San Juan La Laguna

San Juan is just a five minute drive from busy San Pedro, but this colourful town has hardly any tourists. Known especially for its art, it’s a great place to pick up some canvases to take home. If you fancy it, you can try your hand at traditional weaving at Lema – but if not, you can purchase some gorgeous woven Mayan textiles from here, too.

Guatemalan textiles, Lake Atitlan
Guatemalan textiles, Lake Atitlan | © Fernando Reyes Palencia / Flickr

Get spiritual in San Marcos

If you don’t fancy the party atmosphere of San Pedro or Panajachel, San Marcos is the perfect place to come. Full of hippies and expats, this tranquil town has more yoga and meditation classes than you can shake a stick at – or for something more original (or New Age-y), there are cacao ceremonies that will certainly leave an impression. Whatever you do here, it’s the place to go to reconnect with yourself and nature.
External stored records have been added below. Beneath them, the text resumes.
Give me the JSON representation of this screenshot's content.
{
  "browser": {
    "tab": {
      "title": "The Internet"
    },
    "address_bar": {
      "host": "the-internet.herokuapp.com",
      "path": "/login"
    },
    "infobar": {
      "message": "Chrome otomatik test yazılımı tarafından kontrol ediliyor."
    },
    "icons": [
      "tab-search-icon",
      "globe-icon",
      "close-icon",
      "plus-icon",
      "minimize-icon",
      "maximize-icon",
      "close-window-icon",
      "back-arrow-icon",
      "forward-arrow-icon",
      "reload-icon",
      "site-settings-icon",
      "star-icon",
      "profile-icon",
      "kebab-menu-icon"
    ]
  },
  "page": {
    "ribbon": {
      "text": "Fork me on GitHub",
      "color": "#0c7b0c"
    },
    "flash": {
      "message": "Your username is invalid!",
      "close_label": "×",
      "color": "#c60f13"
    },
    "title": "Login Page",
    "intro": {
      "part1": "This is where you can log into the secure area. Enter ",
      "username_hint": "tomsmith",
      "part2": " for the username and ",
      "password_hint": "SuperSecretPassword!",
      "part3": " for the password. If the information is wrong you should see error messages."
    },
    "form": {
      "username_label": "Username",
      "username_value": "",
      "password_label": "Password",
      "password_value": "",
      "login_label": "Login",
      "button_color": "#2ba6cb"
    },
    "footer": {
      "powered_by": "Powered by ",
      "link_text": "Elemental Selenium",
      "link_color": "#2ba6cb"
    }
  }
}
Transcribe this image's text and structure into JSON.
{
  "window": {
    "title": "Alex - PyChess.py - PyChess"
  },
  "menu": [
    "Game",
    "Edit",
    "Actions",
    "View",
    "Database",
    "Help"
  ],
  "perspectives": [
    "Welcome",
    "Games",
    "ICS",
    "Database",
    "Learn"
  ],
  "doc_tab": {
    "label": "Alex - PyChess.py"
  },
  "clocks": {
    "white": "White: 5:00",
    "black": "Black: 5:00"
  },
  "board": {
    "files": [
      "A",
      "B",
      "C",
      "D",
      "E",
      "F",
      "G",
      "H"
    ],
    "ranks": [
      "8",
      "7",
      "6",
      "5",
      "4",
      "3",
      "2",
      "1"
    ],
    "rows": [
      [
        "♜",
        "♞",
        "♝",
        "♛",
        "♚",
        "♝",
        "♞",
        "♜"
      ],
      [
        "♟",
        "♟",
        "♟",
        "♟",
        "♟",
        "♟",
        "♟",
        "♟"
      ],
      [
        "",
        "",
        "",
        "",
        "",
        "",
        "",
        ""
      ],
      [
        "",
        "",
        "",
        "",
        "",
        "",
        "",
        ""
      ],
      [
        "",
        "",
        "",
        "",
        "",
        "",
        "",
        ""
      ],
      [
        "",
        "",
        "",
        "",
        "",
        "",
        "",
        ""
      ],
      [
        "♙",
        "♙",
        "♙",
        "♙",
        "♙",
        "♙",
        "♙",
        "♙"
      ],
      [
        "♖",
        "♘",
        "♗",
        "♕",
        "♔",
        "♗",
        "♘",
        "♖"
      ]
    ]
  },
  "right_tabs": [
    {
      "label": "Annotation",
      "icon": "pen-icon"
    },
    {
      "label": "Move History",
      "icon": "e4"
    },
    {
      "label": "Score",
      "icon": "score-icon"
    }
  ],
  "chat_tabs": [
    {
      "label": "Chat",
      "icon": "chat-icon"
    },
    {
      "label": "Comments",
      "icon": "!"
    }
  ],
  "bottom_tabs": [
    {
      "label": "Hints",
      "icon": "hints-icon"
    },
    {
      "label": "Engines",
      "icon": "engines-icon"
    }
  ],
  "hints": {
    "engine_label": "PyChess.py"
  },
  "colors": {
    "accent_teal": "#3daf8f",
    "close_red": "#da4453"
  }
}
Hop aboard for the sunset BYOB cruise

Lake Atitlan is famous for its magnificent sunsets, and the Panajachel cruise is the best way to see it. Every weekend evening the boat leaves from the western dock, opposite the Hotel Playa Linda, and at only 10Q it’s an absolute steal. You’re only cruising for 20 minutes, but you’ll get to enjoy unrivalled views as the sun sinks below the volcanoes and the lake lights up. It’s BYOB too, so what better way to kick off your evening?